* _Goal of the exercise_: Using the entries that follow, state how many lines contain the word "subtitle". The response is that number and nothing more.

* _Data records_:
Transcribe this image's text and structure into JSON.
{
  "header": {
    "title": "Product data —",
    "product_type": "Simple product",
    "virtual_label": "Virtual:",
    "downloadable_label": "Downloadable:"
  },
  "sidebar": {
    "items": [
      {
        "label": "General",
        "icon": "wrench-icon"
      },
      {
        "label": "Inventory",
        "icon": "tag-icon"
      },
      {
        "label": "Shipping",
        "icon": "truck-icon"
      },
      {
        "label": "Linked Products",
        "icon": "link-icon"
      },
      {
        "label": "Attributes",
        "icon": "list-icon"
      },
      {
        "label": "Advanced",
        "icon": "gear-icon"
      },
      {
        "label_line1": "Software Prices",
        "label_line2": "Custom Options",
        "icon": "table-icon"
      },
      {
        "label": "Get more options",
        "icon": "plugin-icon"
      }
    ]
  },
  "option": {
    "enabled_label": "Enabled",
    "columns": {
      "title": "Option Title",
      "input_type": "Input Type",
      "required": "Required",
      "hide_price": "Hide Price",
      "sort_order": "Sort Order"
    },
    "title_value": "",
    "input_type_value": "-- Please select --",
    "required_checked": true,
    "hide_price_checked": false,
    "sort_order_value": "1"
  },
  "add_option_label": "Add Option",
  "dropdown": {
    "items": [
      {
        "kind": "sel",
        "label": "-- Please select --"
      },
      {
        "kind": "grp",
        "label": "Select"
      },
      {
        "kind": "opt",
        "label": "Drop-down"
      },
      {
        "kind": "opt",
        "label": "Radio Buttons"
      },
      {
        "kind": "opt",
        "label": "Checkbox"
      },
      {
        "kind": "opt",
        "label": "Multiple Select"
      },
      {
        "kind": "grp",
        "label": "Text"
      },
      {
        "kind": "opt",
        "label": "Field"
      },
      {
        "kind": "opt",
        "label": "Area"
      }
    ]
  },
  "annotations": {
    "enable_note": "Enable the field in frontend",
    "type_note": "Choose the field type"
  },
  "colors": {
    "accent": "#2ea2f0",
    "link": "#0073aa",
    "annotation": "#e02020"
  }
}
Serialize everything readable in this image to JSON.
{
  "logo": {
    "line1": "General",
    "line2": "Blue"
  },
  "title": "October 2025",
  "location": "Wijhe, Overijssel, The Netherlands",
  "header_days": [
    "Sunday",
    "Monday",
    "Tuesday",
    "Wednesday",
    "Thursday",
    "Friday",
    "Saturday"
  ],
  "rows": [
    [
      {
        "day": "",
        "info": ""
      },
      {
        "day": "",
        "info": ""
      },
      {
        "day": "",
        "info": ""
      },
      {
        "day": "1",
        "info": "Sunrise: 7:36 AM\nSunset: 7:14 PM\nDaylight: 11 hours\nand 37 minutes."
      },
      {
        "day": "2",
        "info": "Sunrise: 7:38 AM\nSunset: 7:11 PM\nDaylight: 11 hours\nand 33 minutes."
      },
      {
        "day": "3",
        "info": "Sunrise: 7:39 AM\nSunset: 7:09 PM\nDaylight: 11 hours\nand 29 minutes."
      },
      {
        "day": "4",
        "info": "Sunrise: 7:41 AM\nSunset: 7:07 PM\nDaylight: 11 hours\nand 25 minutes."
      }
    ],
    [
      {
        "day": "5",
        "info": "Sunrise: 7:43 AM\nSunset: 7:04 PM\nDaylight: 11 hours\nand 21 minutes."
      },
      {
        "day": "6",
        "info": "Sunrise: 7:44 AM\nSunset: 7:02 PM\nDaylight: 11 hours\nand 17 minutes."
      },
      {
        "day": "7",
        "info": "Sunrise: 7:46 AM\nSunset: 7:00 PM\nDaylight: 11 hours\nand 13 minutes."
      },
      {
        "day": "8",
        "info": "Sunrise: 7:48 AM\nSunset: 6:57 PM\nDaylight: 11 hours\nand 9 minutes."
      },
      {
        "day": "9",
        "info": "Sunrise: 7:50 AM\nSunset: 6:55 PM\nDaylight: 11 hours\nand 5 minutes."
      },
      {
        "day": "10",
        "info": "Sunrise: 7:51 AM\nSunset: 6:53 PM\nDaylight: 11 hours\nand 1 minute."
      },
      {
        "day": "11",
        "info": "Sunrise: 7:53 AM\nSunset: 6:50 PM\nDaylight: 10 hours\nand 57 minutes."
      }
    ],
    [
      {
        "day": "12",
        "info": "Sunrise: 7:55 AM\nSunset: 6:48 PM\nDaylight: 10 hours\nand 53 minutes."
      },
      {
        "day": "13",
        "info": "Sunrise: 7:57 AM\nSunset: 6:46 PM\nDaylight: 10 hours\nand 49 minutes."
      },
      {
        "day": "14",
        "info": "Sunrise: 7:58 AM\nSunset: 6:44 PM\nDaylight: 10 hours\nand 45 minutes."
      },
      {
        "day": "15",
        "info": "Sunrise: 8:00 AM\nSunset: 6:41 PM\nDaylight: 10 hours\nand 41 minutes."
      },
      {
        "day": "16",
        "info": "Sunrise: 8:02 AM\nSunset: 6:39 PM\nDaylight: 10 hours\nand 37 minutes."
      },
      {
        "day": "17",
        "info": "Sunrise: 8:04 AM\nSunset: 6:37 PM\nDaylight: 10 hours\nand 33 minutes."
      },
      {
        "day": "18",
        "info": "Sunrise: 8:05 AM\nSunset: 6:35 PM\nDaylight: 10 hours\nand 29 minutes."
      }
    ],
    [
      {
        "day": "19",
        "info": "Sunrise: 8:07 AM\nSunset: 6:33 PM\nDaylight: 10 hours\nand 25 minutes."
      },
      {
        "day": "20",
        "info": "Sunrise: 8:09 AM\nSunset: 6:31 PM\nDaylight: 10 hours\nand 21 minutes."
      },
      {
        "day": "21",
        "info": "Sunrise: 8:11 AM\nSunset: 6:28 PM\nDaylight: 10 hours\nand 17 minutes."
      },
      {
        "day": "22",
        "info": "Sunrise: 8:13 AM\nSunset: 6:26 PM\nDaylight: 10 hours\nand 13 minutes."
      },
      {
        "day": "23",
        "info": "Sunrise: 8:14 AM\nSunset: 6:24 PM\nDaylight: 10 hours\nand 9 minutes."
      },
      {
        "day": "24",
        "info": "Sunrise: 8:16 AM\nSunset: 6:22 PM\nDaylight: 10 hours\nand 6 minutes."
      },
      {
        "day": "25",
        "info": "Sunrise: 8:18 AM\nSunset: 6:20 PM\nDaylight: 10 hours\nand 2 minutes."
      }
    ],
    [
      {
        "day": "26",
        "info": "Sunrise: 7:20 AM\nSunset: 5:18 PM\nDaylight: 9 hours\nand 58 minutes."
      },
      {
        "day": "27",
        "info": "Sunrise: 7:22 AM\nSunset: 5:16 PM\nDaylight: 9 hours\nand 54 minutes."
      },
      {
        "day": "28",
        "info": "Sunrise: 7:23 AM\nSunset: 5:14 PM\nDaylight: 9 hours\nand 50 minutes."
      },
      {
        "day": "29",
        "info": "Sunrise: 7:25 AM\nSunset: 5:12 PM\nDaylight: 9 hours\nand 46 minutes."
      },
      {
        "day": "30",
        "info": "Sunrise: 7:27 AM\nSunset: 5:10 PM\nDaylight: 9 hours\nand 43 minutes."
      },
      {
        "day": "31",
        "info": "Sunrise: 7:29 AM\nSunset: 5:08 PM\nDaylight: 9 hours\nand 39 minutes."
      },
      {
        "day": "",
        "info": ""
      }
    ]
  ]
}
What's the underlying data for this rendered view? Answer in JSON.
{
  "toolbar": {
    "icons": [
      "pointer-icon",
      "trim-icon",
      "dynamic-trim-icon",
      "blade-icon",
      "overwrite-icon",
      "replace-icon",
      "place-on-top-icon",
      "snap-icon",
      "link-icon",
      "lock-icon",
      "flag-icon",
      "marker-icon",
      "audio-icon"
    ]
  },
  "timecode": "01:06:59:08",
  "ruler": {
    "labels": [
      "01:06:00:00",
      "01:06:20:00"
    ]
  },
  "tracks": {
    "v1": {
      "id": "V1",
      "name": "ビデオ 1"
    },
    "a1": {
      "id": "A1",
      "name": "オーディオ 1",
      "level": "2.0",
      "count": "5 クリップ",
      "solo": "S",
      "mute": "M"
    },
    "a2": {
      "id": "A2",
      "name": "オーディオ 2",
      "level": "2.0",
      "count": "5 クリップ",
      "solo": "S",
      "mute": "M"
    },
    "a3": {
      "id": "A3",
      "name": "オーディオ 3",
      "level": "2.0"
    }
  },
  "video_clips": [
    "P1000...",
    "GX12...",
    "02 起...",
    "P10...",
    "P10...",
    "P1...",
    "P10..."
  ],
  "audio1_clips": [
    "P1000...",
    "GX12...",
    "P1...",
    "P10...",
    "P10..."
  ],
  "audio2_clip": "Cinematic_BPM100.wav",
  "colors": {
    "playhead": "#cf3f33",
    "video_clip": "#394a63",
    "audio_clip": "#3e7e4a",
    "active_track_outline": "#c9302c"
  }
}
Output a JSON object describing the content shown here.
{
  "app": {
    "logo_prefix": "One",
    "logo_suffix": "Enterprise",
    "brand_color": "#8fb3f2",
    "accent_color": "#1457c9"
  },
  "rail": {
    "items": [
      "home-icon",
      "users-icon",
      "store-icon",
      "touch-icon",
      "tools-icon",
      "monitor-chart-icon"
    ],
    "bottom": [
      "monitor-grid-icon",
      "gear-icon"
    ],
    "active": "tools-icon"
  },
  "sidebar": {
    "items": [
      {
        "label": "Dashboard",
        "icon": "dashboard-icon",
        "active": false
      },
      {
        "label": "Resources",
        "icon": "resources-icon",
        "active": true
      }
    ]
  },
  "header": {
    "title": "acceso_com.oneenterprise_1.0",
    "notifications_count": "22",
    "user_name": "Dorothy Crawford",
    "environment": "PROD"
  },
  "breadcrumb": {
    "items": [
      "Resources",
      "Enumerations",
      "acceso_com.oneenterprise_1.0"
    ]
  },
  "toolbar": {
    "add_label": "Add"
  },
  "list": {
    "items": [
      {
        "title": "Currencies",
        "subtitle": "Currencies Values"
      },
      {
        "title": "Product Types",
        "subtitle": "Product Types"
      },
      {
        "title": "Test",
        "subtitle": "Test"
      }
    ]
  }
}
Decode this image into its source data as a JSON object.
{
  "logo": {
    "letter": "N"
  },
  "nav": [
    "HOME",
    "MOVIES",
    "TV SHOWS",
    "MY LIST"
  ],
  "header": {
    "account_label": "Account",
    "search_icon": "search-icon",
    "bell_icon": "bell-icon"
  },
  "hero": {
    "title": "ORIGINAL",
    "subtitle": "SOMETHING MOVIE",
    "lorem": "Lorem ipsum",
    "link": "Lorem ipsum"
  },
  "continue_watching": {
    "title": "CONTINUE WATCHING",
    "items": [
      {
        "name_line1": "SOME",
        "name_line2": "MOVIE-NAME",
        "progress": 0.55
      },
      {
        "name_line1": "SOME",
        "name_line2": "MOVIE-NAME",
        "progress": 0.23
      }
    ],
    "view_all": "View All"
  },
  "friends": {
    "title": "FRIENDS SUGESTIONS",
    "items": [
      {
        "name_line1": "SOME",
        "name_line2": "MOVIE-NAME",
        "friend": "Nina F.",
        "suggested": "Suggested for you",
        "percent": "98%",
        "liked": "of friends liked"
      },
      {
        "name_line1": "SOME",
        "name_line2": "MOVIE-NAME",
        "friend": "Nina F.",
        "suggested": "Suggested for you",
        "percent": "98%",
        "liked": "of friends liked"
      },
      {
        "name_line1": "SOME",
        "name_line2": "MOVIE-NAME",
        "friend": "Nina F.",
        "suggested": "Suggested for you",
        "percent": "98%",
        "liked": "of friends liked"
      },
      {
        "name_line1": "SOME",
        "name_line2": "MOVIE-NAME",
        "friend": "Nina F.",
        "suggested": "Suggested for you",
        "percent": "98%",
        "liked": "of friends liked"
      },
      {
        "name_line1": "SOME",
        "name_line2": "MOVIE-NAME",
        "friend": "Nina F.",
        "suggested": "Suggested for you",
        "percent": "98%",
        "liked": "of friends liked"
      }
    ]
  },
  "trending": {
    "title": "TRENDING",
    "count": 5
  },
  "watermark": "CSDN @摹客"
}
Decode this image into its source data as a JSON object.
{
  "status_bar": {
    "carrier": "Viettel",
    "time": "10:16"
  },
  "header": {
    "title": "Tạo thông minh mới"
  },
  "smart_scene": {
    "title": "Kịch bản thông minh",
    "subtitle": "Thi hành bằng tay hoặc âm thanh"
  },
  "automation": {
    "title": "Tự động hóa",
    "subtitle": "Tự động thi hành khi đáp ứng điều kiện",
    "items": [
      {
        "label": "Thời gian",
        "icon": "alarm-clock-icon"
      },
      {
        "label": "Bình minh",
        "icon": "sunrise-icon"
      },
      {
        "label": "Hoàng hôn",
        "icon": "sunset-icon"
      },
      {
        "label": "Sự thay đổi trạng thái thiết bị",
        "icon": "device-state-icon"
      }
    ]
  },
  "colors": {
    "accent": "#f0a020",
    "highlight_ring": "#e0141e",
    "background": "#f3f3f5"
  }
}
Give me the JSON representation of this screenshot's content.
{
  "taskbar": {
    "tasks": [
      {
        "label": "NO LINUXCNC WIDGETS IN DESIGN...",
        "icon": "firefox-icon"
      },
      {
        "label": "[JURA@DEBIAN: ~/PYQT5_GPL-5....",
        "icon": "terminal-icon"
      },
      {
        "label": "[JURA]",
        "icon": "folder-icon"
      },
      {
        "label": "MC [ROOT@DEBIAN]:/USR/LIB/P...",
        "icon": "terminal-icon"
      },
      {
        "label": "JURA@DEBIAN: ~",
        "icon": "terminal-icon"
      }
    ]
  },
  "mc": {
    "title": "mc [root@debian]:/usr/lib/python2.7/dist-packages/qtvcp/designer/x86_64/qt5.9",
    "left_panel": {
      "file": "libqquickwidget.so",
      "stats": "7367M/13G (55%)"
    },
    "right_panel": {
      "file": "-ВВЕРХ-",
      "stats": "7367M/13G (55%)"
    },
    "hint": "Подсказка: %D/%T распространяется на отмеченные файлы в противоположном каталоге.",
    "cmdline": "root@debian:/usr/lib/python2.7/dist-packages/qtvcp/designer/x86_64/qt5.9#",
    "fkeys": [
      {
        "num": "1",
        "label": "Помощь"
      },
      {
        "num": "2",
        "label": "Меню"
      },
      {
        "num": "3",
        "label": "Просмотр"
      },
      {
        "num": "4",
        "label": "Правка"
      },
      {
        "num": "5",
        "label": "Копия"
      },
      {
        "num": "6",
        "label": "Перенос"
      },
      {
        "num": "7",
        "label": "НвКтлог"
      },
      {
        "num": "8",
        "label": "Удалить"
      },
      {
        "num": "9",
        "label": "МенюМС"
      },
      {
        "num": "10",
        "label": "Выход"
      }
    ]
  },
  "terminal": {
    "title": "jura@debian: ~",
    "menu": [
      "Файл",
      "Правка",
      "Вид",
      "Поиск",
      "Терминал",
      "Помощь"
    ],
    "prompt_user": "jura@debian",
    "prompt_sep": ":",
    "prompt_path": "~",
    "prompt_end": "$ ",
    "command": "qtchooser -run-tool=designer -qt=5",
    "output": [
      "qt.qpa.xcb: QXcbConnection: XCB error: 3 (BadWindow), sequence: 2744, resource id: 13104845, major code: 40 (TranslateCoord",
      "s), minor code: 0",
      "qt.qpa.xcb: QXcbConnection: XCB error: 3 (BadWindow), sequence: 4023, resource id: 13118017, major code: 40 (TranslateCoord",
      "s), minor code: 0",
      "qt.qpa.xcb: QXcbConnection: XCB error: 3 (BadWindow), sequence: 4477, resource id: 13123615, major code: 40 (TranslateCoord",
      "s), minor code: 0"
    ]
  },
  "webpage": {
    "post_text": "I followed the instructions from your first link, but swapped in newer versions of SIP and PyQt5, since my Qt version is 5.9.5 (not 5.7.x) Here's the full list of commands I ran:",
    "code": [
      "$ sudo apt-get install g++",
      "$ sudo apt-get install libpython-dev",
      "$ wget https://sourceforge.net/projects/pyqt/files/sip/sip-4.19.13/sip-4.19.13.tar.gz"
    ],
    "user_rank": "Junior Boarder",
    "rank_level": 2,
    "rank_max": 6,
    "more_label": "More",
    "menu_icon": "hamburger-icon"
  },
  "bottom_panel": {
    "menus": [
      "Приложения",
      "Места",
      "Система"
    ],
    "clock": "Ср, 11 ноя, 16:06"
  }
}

* _Solution for this problem_: 6